This catchers drill is a fundamental drill for the entire team to work through. Although organized and offered under the category of Catching, this drill helps all athletes with receiving as well as a knowledge and understanding of the game. Follow up this drill and train catchers with DC’s How to Coach: Catching Series. 15-year MLB veteran Brent Mayne guides the coach through a series of drills to develop your own catchers!
EXECUTION – Begin Fundamentals: Catching with each athlete at an individual cone for group discussion. Describe the basic instruction points for receiving the baseball at the catcher position and then follow by moving into repetitions. These are carried out from a standing position, highlighting three key execution points, and then athletes will return to the individual cones. Offer a second discussion around squat / stance detail, and then finish with more repetitions involving a catcher’s squat
PART I – STANDING TEACHING POINTS
- Glove Centered – Move to the ball to receive in front of the chest.
- Fingers Up (“To Sky”) – Maintains a position of strength with the elbow below the glove.
- R / L / Throw (POP) – Footwork after receiving follows a right, left, throw rhythm.

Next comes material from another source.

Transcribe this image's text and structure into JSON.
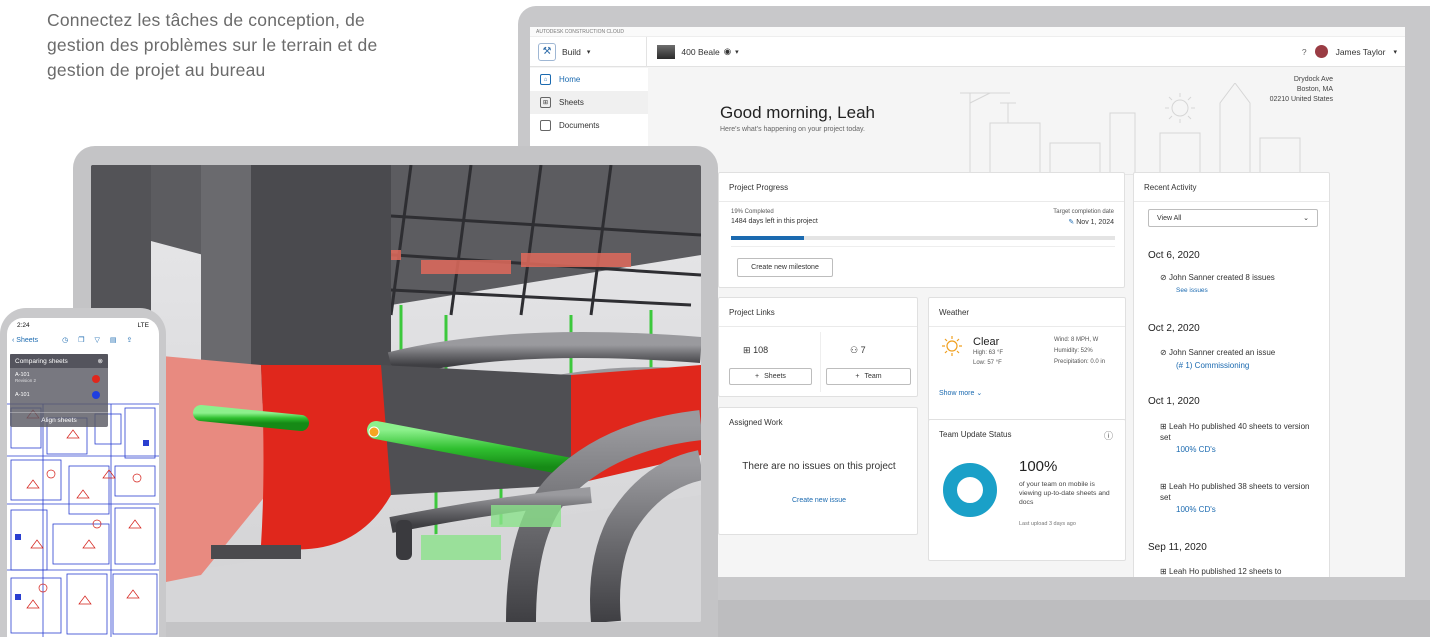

STANDING REPETITIONS – Athletes move forward to a home plate (with two cones behind it as guide markers for the feet). Coach tosses 3 baseballs to each athlete with the assignment to center the catch, keep the glove in a strong position, and then use proper footwork to return the throw.
PART II – SQUAT / STANCE TEACHING POINTS
- Straight Back / “Chest Up” – Stay tall or ‘stacked’ with the upper body
- Glove Centered, Fingers up – Similar to standing, provide a solid target.
- Elbow Relaxed – Forearm rests on thigh/knee
- Throwing Hand Tucked – Tuck the hand behind the leg to protect against foul tips.
SQUATTING REPETITIONS – Athletes move forward to a home plate. With coaching support and guidance, athletes are to drop into the “comfort” stance (used with no runners on and less than two strikes on the batter). Once adjusted to a sound catcher’s stance, coach tosses 3 baseballs to each athlete.
- Chest Up = “Stacked” – This concept of stacked keeps a catcher athletic. The head is balanced and the body stacked (head over shoulders, shoulders over hips, hips over legs/feet).
- Soft Elbow vs. Arm Bar – Young catchers have tendency to reach out to the baseball, both when giving a target and when catching the ball. Remind athletes they are receiving the pitch. Relax the arm and bring the glove back in front of the chest.
- POP! – Footwork movements are essentially a slow ‘POP’. Gets faster.
CLOSING – The inner game surrounding stolen bases is very interesting. Simply put, there are two variables coaches consider when weighing the chances of stealing a base. If either time is long, meaning the defense is slow, then it’s time to run!
- Pitcher’s Release Time – Pitcher’s are measured from their first movement (leg lift after coming stretch)… until the ball is caught by the catcher. A goal for high school pitchers is below 1.5 seconds, and below 1.3 seconds for college and professional pitchers.
- Catcher’s “Pop Time” – Catcher’s are measured from time the pitch hits their glove… until the ball is caught by the middle infielder at second base. Sub 2.0 seconds is commonly referred to as the goal for HS and beyond, although most big league catcher’s are creeping well below that mark.
Offensive base coaches are constantly taking times to see if they have the advantage in sending a runner. Fun stuff. Take out your stopwatch and start timing that 11 year old!
- GROUP DISCUSSION
- STANDING REPS
- GROUP DISCUSSION #2
- SQUATING REPS
- CHEST UP = STACKED
- SOFT ELBOW vs. ARM BAR
- Baseball Buckets1